Problem description:
Your answer must be the exact lines from the one with "Transcribe this image's" to the end of the data, both included, with no pictures.

Data to examine:
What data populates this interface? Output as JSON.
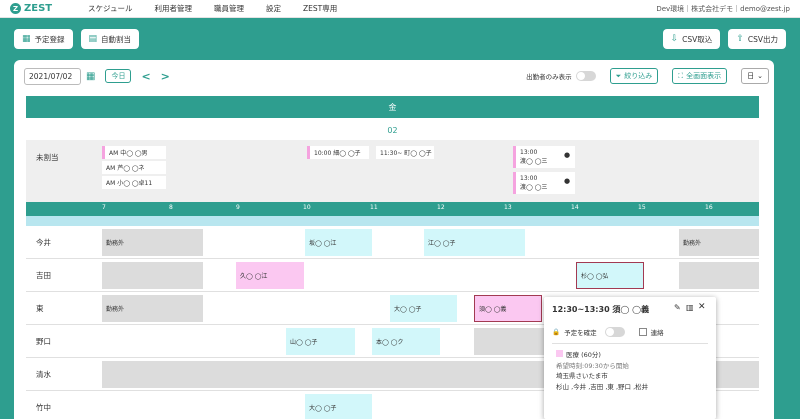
{
  "app": {
    "logo_text": "ZEST",
    "user": "Dev環境｜株式会社デモ｜demo@zest.jp"
  },
  "nav": [
    "スケジュール",
    "利用者管理",
    "職員管理",
    "設定",
    "ZEST専用"
  ],
  "toolbar": {
    "add": "予定登録",
    "auto": "自動割当",
    "csv_import": "CSV取込",
    "csv_export": "CSV出力"
  },
  "controls": {
    "date": "2021/07/02",
    "today": "今日",
    "only_label": "出勤者のみ表示",
    "filter": "絞り込み",
    "fullscreen": "全画面表示",
    "view": "日"
  },
  "day": {
    "weekday": "金",
    "date": "02"
  },
  "unassigned": {
    "label": "未割当",
    "cards": [
      "AM 中◯ ◯男",
      "AM 芦◯ ◯ネ",
      "AM 小◯ ◯卓11",
      "10:00 細◯ ◯子",
      "11:30~ 町◯ ◯子",
      "13:00\n渡◯ ◯三",
      "13:00\n渡◯ ◯三"
    ]
  },
  "hours": [
    "7",
    "8",
    "9",
    "10",
    "11",
    "12",
    "13",
    "14",
    "15",
    "16"
  ],
  "staff": [
    {
      "name": "今井",
      "blocks": [
        {
          "label": "勤務外"
        },
        {
          "label": "坂◯ ◯江"
        },
        {
          "label": "江◯ ◯子"
        },
        {
          "label": "勤務外"
        }
      ]
    },
    {
      "name": "吉田",
      "blocks": [
        {
          "label": "久◯ ◯江"
        },
        {
          "label": "杉◯ ◯弘"
        }
      ]
    },
    {
      "name": "東",
      "blocks": [
        {
          "label": "勤務外"
        },
        {
          "label": "大◯ ◯子"
        },
        {
          "label": "須◯ ◯義"
        }
      ]
    },
    {
      "name": "野口",
      "blocks": [
        {
          "label": "山◯ ◯子"
        },
        {
          "label": "本◯ ◯ク"
        }
      ]
    },
    {
      "name": "清水",
      "blocks": []
    },
    {
      "name": "竹中",
      "blocks": [
        {
          "label": "大◯ ◯子"
        }
      ]
    }
  ],
  "popup": {
    "title": "12:30~13:30 須◯ ◯義",
    "confirm": "予定を確定",
    "link": "連絡",
    "service": "医療",
    "duration": "(60分)",
    "wish": "希望時刻:09:30から開始",
    "address": "埼玉県さいたま市",
    "staff": "杉山 ,今井 ,吉田 ,東 ,野口 ,松井"
  },
  "colors": {
    "accent": "#2e9e8f",
    "pink": "#fbc8f1",
    "cyan": "#d2f7fa",
    "gray": "#dcdcdc"
  }
}
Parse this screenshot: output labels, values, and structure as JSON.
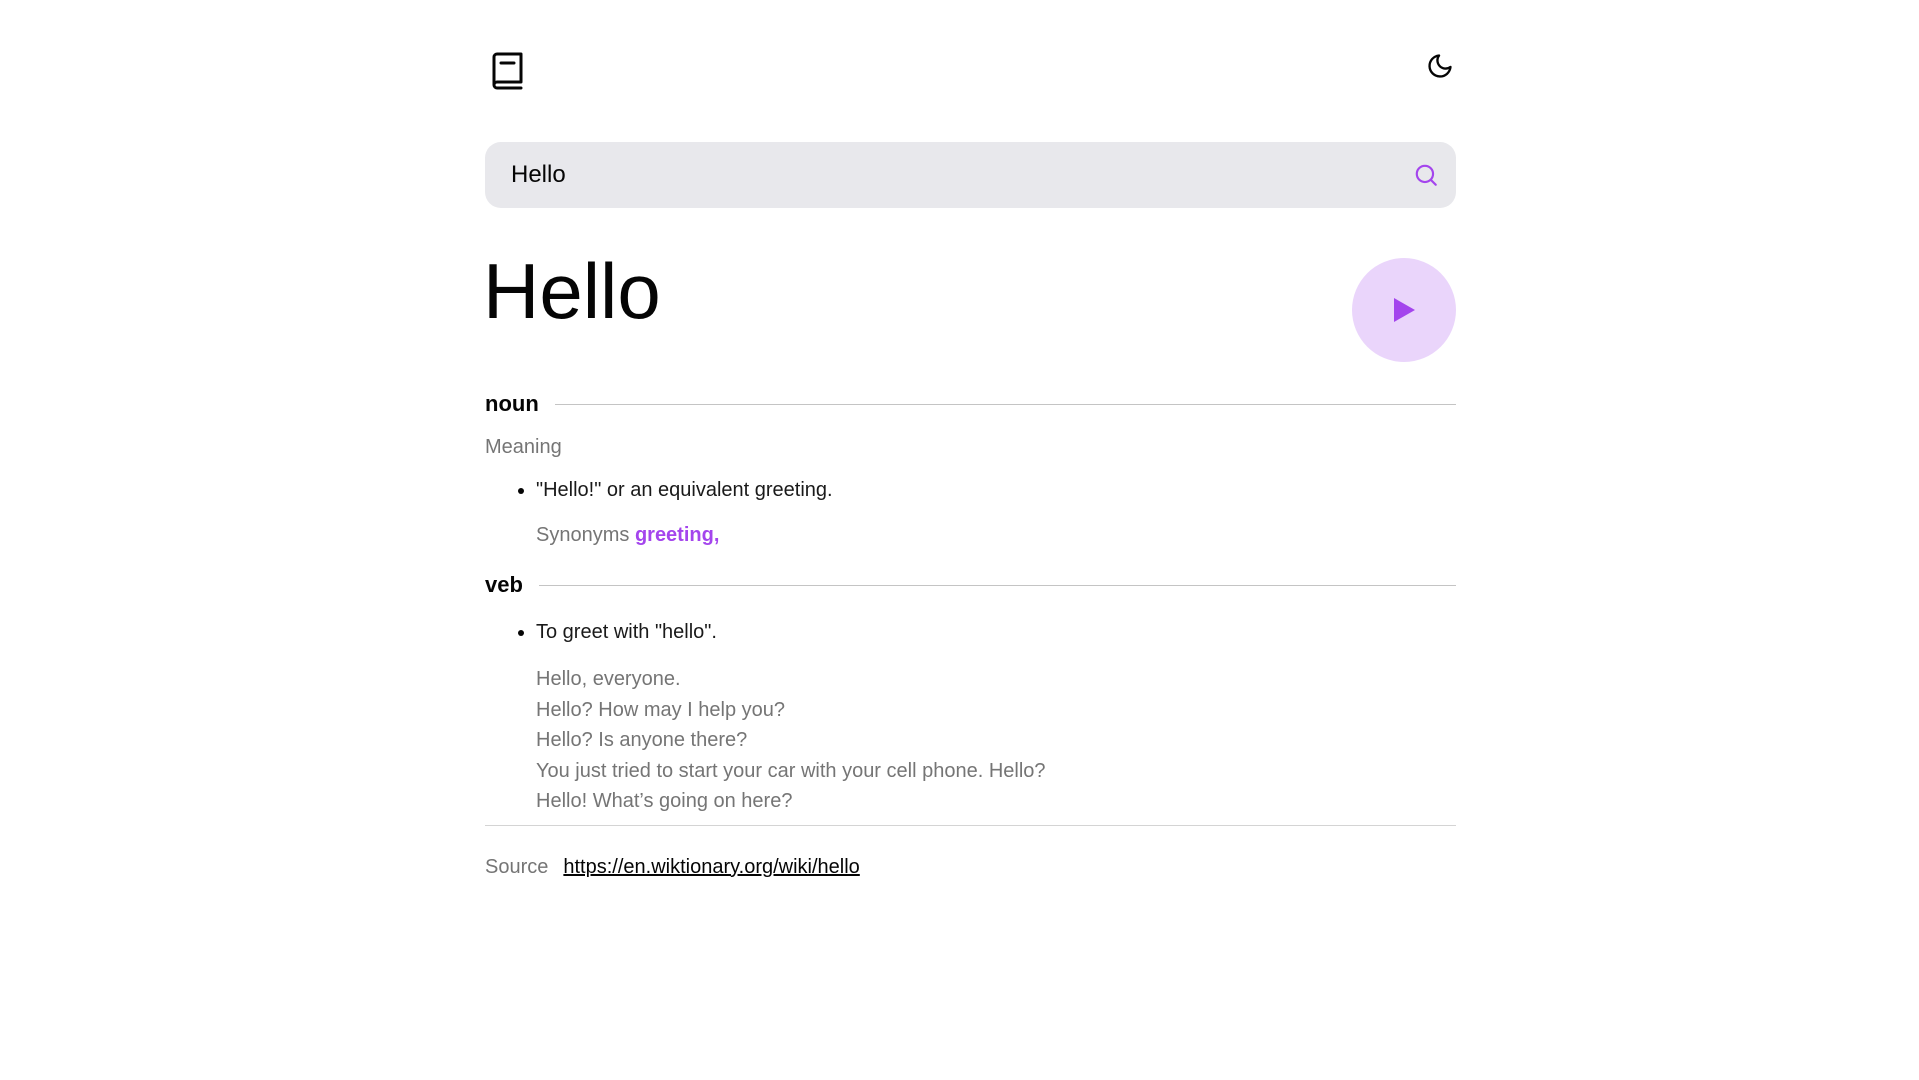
{
  "header": {
    "logo_icon": "book-icon",
    "theme_toggle_icon": "moon-icon"
  },
  "search": {
    "value": "Hello",
    "icon": "search-icon"
  },
  "entry": {
    "word": "Hello",
    "play_icon": "play-icon",
    "meanings": [
      {
        "part_of_speech": "noun",
        "label": "Meaning",
        "definitions": [
          "\"Hello!\" or an equivalent greeting."
        ],
        "synonyms_label": "Synonyms",
        "synonyms": "greeting,"
      },
      {
        "part_of_speech": "veb",
        "definitions": [
          "To greet with \"hello\"."
        ],
        "examples": [
          "Hello, everyone.",
          "Hello? How may I help you?",
          "Hello? Is anyone there?",
          "You just tried to start your car with your cell phone. Hello?",
          "Hello! What’s going on here?"
        ]
      }
    ]
  },
  "source": {
    "label": "Source",
    "url": "https://en.wiktionary.org/wiki/hello"
  },
  "colors": {
    "accent": "#a445ed",
    "play_bg": "#ead5fb",
    "search_bg": "#e8e8ec",
    "muted_text": "#757575"
  }
}
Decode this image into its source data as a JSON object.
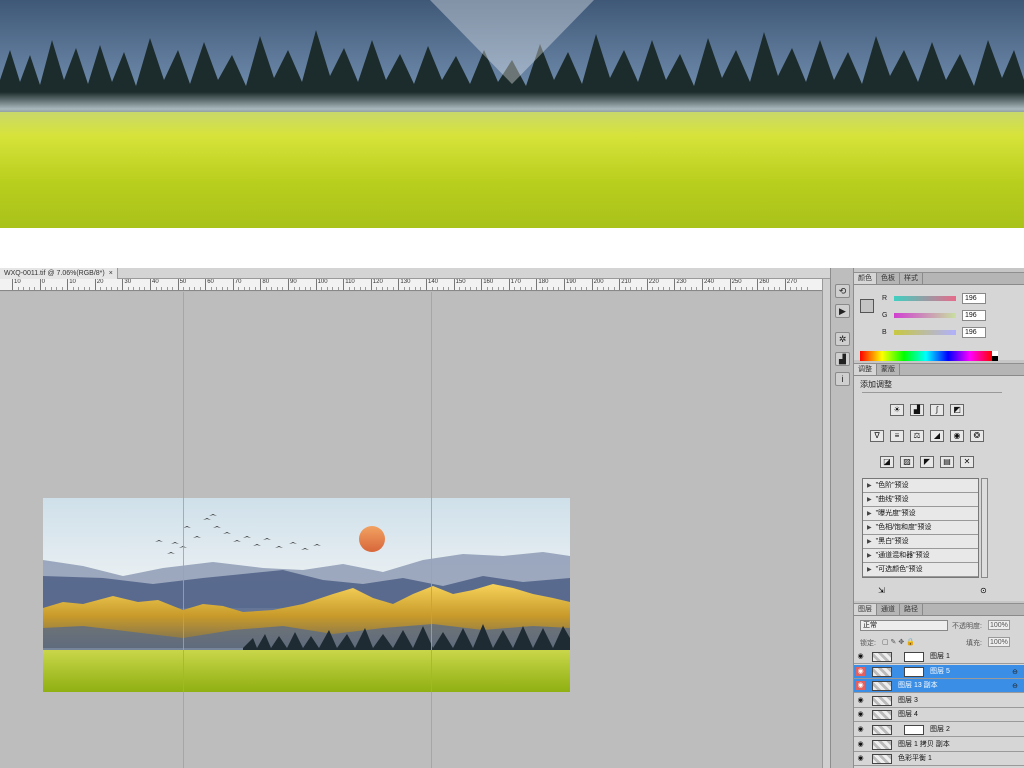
{
  "document": {
    "tab_title": "WXQ-0011.tif @ 7.06%(RGB/8*)",
    "close_glyph": "×",
    "ruler_labels": [
      "10",
      "0",
      "10",
      "20",
      "30",
      "40",
      "50",
      "60",
      "70",
      "80",
      "90",
      "100",
      "110",
      "120",
      "130",
      "140",
      "150",
      "160",
      "170",
      "180",
      "190",
      "200",
      "210",
      "220",
      "230",
      "240",
      "250",
      "260",
      "270"
    ]
  },
  "dock_icons": [
    "history-icon",
    "actions-icon",
    "settings-icon",
    "histogram-icon",
    "info-icon"
  ],
  "color_panel": {
    "tabs": [
      "颜色",
      "色板",
      "样式"
    ],
    "channels": [
      {
        "label": "R",
        "value": "196"
      },
      {
        "label": "G",
        "value": "196"
      },
      {
        "label": "B",
        "value": "196"
      }
    ],
    "foreground_color": "#c4c4c4"
  },
  "adjustments_panel": {
    "tabs": [
      "调整",
      "蒙版"
    ],
    "title": "添加调整",
    "presets": [
      "\"色阶\"预设",
      "\"曲线\"预设",
      "\"曝光度\"预设",
      "\"色相/饱和度\"预设",
      "\"黑白\"预设",
      "\"通道混和器\"预设",
      "\"可选颜色\"预设"
    ]
  },
  "layers_panel": {
    "tabs": [
      "图层",
      "通道",
      "路径"
    ],
    "blend_mode": "正常",
    "opacity_label": "不透明度:",
    "opacity_value": "100%",
    "lock_label": "锁定:",
    "fill_label": "填充:",
    "fill_value": "100%",
    "layers": [
      {
        "name": "图层 1",
        "selected": false,
        "mask": true,
        "link": false
      },
      {
        "name": "图层 5",
        "selected": true,
        "mask": true,
        "link": true
      },
      {
        "name": "图层 13 副本",
        "selected": true,
        "mask": false,
        "link": true
      },
      {
        "name": "图层 3",
        "selected": false,
        "mask": false,
        "link": false
      },
      {
        "name": "图层 4",
        "selected": false,
        "mask": false,
        "link": false
      },
      {
        "name": "图层 2",
        "selected": false,
        "mask": true,
        "link": false
      },
      {
        "name": "图层 1 拷贝 副本",
        "selected": false,
        "mask": false,
        "link": false
      },
      {
        "name": "色彩平衡 1",
        "selected": false,
        "mask": false,
        "link": false
      }
    ]
  },
  "colors": {
    "canvas_bg": "#bdbdbd",
    "guide": "#3fc9d9",
    "selection": "#3a8ee6"
  }
}
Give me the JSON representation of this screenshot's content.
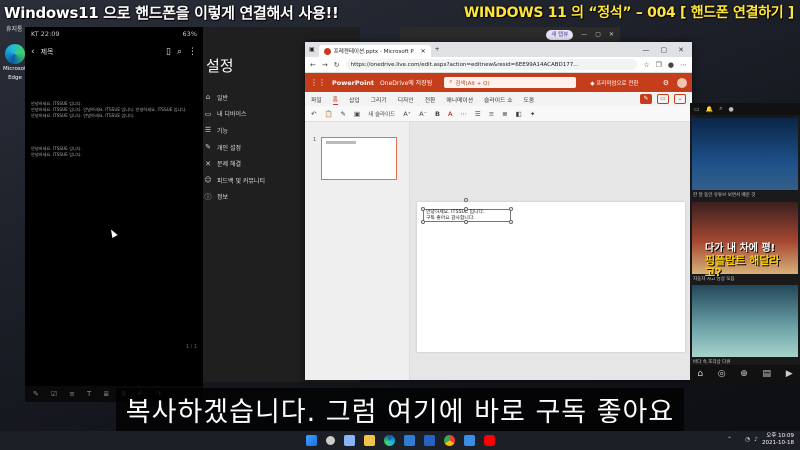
{
  "banner": {
    "left_title": "Windows11 으로 핸드폰을 이렇게 연결해서 사용!!",
    "right_title": "WINDOWS 11 의 “정석” – 004 [ 핸드폰 연결하기 ]"
  },
  "desktop": {
    "top_label": "휴지통",
    "edge_label_1": "Microsoft",
    "edge_label_2": "Edge"
  },
  "phone": {
    "status_left": "KT 22:09",
    "status_right": "63%",
    "toolbar_title": "제목",
    "note_block_1": [
      "안녕하세요. ITSSUE 입니다.",
      "안녕하세요. ITSSUE 입니다. 안녕하세요. ITSSUE 입니다. 안녕하세요. ITSSUE 입니다.",
      "안녕하세요. ITSSUE 입니다. 안녕하세요. ITSSUE 입니다."
    ],
    "note_block_2": [
      "안녕하세요. ITSSUE 입니다.",
      "안녕하세요. ITSSUE 입니다."
    ],
    "page_indicator": "1 / 1",
    "bottom_num": "9"
  },
  "settings": {
    "title": "설정",
    "items": [
      {
        "icon": "home-icon",
        "glyph": "⌂",
        "label": "일반"
      },
      {
        "icon": "devices-icon",
        "glyph": "▭",
        "label": "내 디바이스"
      },
      {
        "icon": "list-icon",
        "glyph": "☰",
        "label": "기능"
      },
      {
        "icon": "palette-icon",
        "glyph": "✎",
        "label": "개인 설정"
      },
      {
        "icon": "wrench-icon",
        "glyph": "✕",
        "label": "문제 해결"
      },
      {
        "icon": "feedback-icon",
        "glyph": "☺",
        "label": "피드백 및 커뮤니티"
      },
      {
        "icon": "info-icon",
        "glyph": "ⓘ",
        "label": "정보"
      }
    ]
  },
  "chip_window": {
    "chip_label": "새 탭뷰"
  },
  "browser": {
    "tab_title": "프레젠테이션.pptx - Microsoft P",
    "url": "https://onedrive.live.com/edit.aspx?action=editnew&resid=6EE99A14ACABD177...",
    "app_name": "PowerPoint",
    "breadcrumb": "OneDrive에 저장됨",
    "search_placeholder": "검색(Alt + Q)",
    "premium_label": "프리미엄으로 전환",
    "ribbon_tabs": [
      "파일",
      "홈",
      "삽입",
      "그리기",
      "디자인",
      "전환",
      "애니메이션",
      "슬라이드 쇼",
      "도움"
    ],
    "active_tab": "홈",
    "new_slide_label": "새 슬라이드",
    "slide_number": "1",
    "textbox_lines": [
      "안녕하세요. ITSSUE 입니다.",
      "구독 좋아요 감사합니다."
    ],
    "accent": "#c43e1c"
  },
  "youtube": {
    "overlay_line_1": "다가 내 차에 평!",
    "overlay_line_2": "핑플란트 해달라고?",
    "caption_1": "한 달 동안 유튜브 보면서 배운 것",
    "caption_2": "자동차 사고 영상 모음",
    "caption_3": "바다 속 조각상 다큐"
  },
  "subtitle": "복사하겠습니다. 그럼 여기에 바로 구독 좋아요",
  "tray": {
    "time": "오후 10:09",
    "date": "2021-10-18"
  }
}
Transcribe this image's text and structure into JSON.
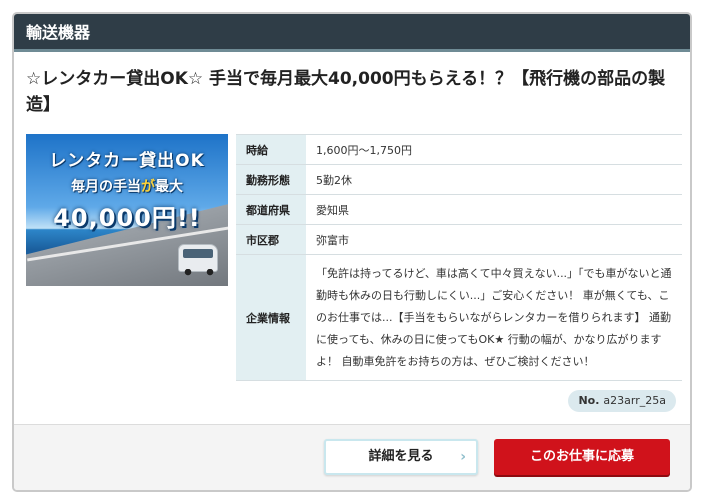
{
  "category": "輸送機器",
  "job": {
    "title": "☆レンタカー貸出OK☆ 手当で毎月最大40,000円もらえる！？【飛行機の部品の製造】",
    "banner": {
      "line1": "レンタカー貸出OK",
      "line2_a": "毎月の手当",
      "line2_b": "が",
      "line2_c": "最大",
      "line3": "40,000円!!"
    },
    "details": [
      {
        "label": "時給",
        "value": "1,600円～1,750円"
      },
      {
        "label": "勤務形態",
        "value": "5勤2休"
      },
      {
        "label": "都道府県",
        "value": "愛知県"
      },
      {
        "label": "市区郡",
        "value": "弥富市"
      },
      {
        "label": "企業情報",
        "value": "「免許は持ってるけど、車は高くて中々買えない...」「でも車がないと通勤時も休みの日も行動しにくい...」ご安心ください！ 車が無くても、このお仕事では...【手当をもらいながらレンタカーを借りられます】 通勤に使っても、休みの日に使ってもOK★ 行動の幅が、かなり広がりますよ！ 自動車免許をお持ちの方は、ぜひご検討ください！"
      }
    ],
    "number_label": "No.",
    "number_value": "a23arr_25a"
  },
  "actions": {
    "detail_label": "詳細を見る",
    "apply_label": "このお仕事に応募"
  }
}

Completed exercise:
Transcribe this image's text and structure into JSON.
{
  "category": "輸送機器",
  "job": {
    "title": "☆レンタカー貸出OK☆ 手当で毎月最大40,000円もらえる！？【飛行機の部品の製造】",
    "banner": {
      "line1": "レンタカー貸出OK",
      "line2_a": "毎月の手当",
      "line2_b": "が",
      "line2_c": "最大",
      "line3": "40,000円!!"
    },
    "details": [
      {
        "label": "時給",
        "value": "1,600円～1,750円"
      },
      {
        "label": "勤務形態",
        "value": "5勤2休"
      },
      {
        "label": "都道府県",
        "value": "愛知県"
      },
      {
        "label": "市区郡",
        "value": "弥富市"
      },
      {
        "label": "企業情報",
        "value": "「免許は持ってるけど、車は高くて中々買えない...」「でも車がないと通勤時も休みの日も行動しにくい...」ご安心ください！ 車が無くても、このお仕事では...【手当をもらいながらレンタカーを借りられます】 通勤に使っても、休みの日に使ってもOK★ 行動の幅が、かなり広がりますよ！ 自動車免許をお持ちの方は、ぜひご検討ください！"
      }
    ],
    "number_label": "No.",
    "number_value": "a23arr_25a"
  },
  "actions": {
    "detail_label": "詳細を見る",
    "apply_label": "このお仕事に応募"
  }
}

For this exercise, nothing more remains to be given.